Aim of the task
Skip the pictures, and retype the data below in full, exactly.

Items from an interface collection
====
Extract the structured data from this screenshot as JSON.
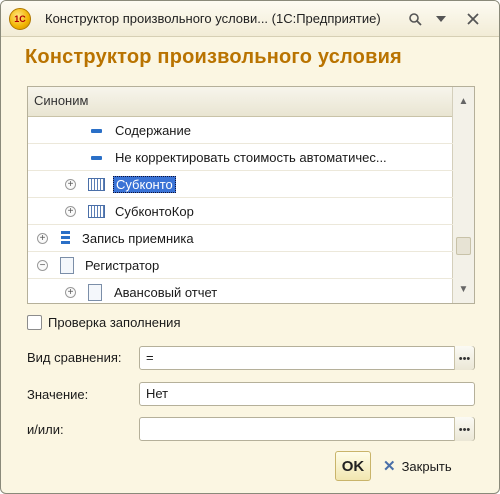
{
  "window": {
    "title": "Конструктор произвольного услови... (1С:Предприятие)",
    "app_icon_label": "1С"
  },
  "heading": "Конструктор произвольного условия",
  "tree": {
    "column_header": "Синоним",
    "rows": [
      {
        "label": "Содержание",
        "icon": "dash-icon",
        "expander": "",
        "selected": false
      },
      {
        "label": "Не корректировать стоимость автоматичес...",
        "icon": "dash-icon",
        "expander": "",
        "selected": false
      },
      {
        "label": "Субконто",
        "icon": "table-icon",
        "expander": "+",
        "selected": true
      },
      {
        "label": "СубконтоКор",
        "icon": "table-icon",
        "expander": "+",
        "selected": false
      },
      {
        "label": "Запись приемника",
        "icon": "stack-icon",
        "expander": "+",
        "selected": false
      },
      {
        "label": "Регистратор",
        "icon": "document-icon",
        "expander": "−",
        "selected": false
      },
      {
        "label": "Авансовый отчет",
        "icon": "document-icon",
        "expander": "+",
        "selected": false
      }
    ]
  },
  "form": {
    "check_fill_label": "Проверка заполнения",
    "check_fill_checked": false,
    "comparison_label": "Вид сравнения:",
    "comparison_value": "=",
    "value_label": "Значение:",
    "value_value": "Нет",
    "andor_label": "и/или:",
    "andor_value": ""
  },
  "buttons": {
    "ok": "OK",
    "close": "Закрыть"
  }
}
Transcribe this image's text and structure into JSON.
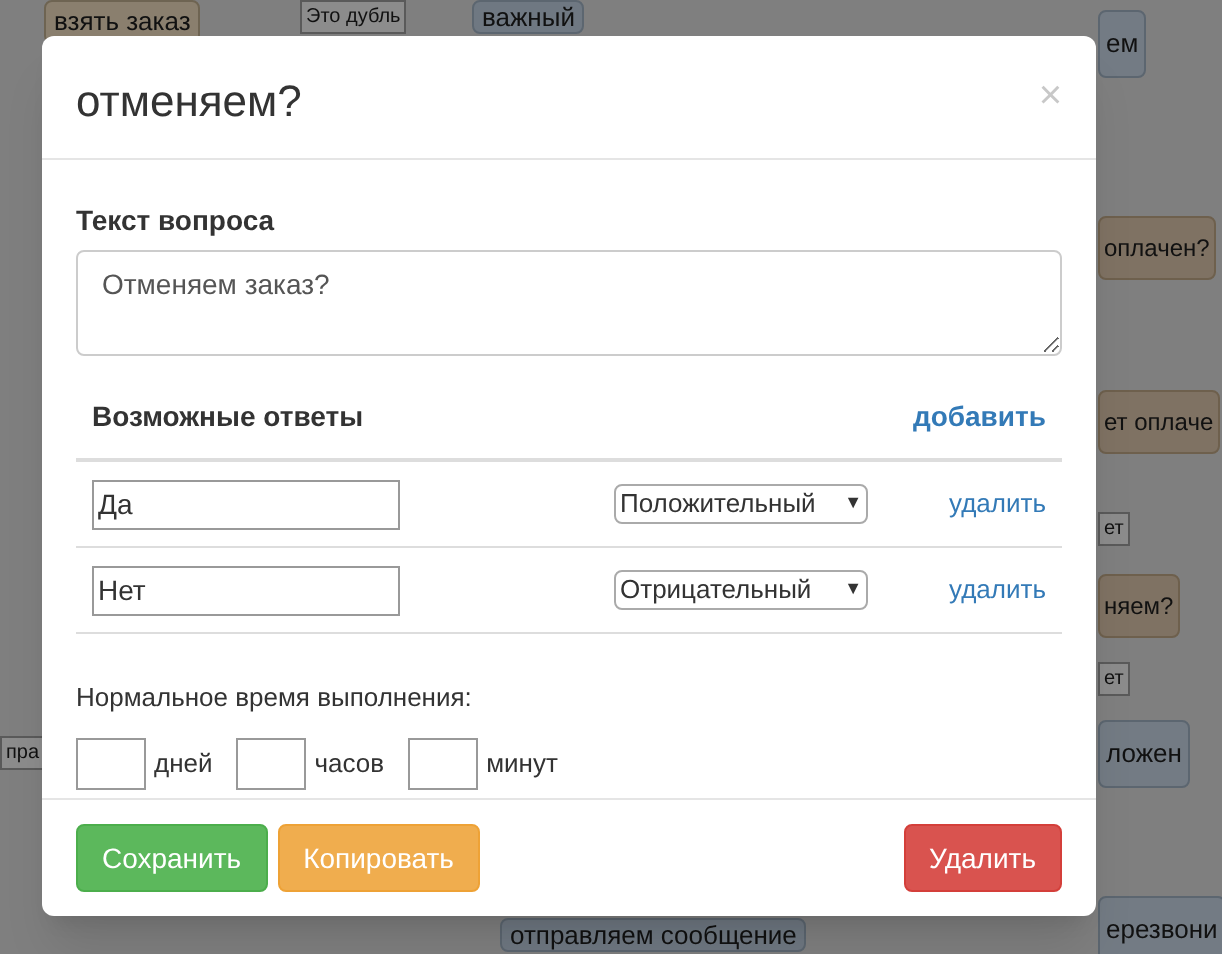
{
  "canvas": {
    "nodes": [
      {
        "text": "взять заказ",
        "kind": "person"
      },
      {
        "text": "Это дубль",
        "kind": "tag"
      },
      {
        "text": "важный",
        "kind": "check"
      },
      {
        "text": "ем",
        "kind": "node"
      },
      {
        "text": "оплачен?",
        "kind": "question"
      },
      {
        "text": "ет оплаче",
        "kind": "question"
      },
      {
        "text": "ет",
        "kind": "tag"
      },
      {
        "text": "няем?",
        "kind": "question"
      },
      {
        "text": "ет",
        "kind": "tag"
      },
      {
        "text": "ложен",
        "kind": "node"
      },
      {
        "text": "ерезвони",
        "kind": "node"
      },
      {
        "text": "отправляем сообщение",
        "kind": "check"
      },
      {
        "text": "пра",
        "kind": "tag"
      }
    ]
  },
  "modal": {
    "title": "отменяем?",
    "close": "×",
    "question_label": "Текст вопроса",
    "question_value": "Отменяем заказ?",
    "answers_label": "Возможные ответы",
    "add_link": "добавить",
    "answers": [
      {
        "value": "Да",
        "type": "Положительный",
        "caret": "▼",
        "delete": "удалить"
      },
      {
        "value": "Нет",
        "type": "Отрицательный",
        "caret": "▼",
        "delete": "удалить"
      }
    ],
    "time_label": "Нормальное время выполнения:",
    "time_fields": [
      {
        "unit": "дней"
      },
      {
        "unit": "часов"
      },
      {
        "unit": "минут"
      }
    ],
    "buttons": [
      {
        "label": "Сохранить",
        "kind": "success"
      },
      {
        "label": "Копировать",
        "kind": "warning"
      },
      {
        "label": "Удалить",
        "kind": "danger"
      }
    ]
  }
}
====
Task result
Extract the structured data from this screenshot as JSON.
{
  "window": {
    "title": "Конструктор произвольного услови... (1С:Предприятие)",
    "app_icon_label": "1С"
  },
  "heading": "Конструктор произвольного условия",
  "tree": {
    "column_header": "Синоним",
    "rows": [
      {
        "label": "Содержание",
        "icon": "dash-icon",
        "expander": "",
        "selected": false
      },
      {
        "label": "Не корректировать стоимость автоматичес...",
        "icon": "dash-icon",
        "expander": "",
        "selected": false
      },
      {
        "label": "Субконто",
        "icon": "table-icon",
        "expander": "+",
        "selected": true
      },
      {
        "label": "СубконтоКор",
        "icon": "table-icon",
        "expander": "+",
        "selected": false
      },
      {
        "label": "Запись приемника",
        "icon": "stack-icon",
        "expander": "+",
        "selected": false
      },
      {
        "label": "Регистратор",
        "icon": "document-icon",
        "expander": "−",
        "selected": false
      },
      {
        "label": "Авансовый отчет",
        "icon": "document-icon",
        "expander": "+",
        "selected": false
      }
    ]
  },
  "form": {
    "check_fill_label": "Проверка заполнения",
    "check_fill_checked": false,
    "comparison_label": "Вид сравнения:",
    "comparison_value": "=",
    "value_label": "Значение:",
    "value_value": "Нет",
    "andor_label": "и/или:",
    "andor_value": ""
  },
  "buttons": {
    "ok": "OK",
    "close": "Закрыть"
  }
}
Transcribe this image's text and structure into JSON.
{
  "canvas": {
    "nodes": [
      {
        "text": "взять заказ",
        "kind": "person"
      },
      {
        "text": "Это дубль",
        "kind": "tag"
      },
      {
        "text": "важный",
        "kind": "check"
      },
      {
        "text": "ем",
        "kind": "node"
      },
      {
        "text": "оплачен?",
        "kind": "question"
      },
      {
        "text": "ет оплаче",
        "kind": "question"
      },
      {
        "text": "ет",
        "kind": "tag"
      },
      {
        "text": "няем?",
        "kind": "question"
      },
      {
        "text": "ет",
        "kind": "tag"
      },
      {
        "text": "ложен",
        "kind": "node"
      },
      {
        "text": "ерезвони",
        "kind": "node"
      },
      {
        "text": "отправляем сообщение",
        "kind": "check"
      },
      {
        "text": "пра",
        "kind": "tag"
      }
    ]
  },
  "modal": {
    "title": "отменяем?",
    "close": "×",
    "question_label": "Текст вопроса",
    "question_value": "Отменяем заказ?",
    "answers_label": "Возможные ответы",
    "add_link": "добавить",
    "answers": [
      {
        "value": "Да",
        "type": "Положительный",
        "caret": "▼",
        "delete": "удалить"
      },
      {
        "value": "Нет",
        "type": "Отрицательный",
        "caret": "▼",
        "delete": "удалить"
      }
    ],
    "time_label": "Нормальное время выполнения:",
    "time_fields": [
      {
        "unit": "дней"
      },
      {
        "unit": "часов"
      },
      {
        "unit": "минут"
      }
    ],
    "buttons": [
      {
        "label": "Сохранить",
        "kind": "success"
      },
      {
        "label": "Копировать",
        "kind": "warning"
      },
      {
        "label": "Удалить",
        "kind": "danger"
      }
    ]
  }
}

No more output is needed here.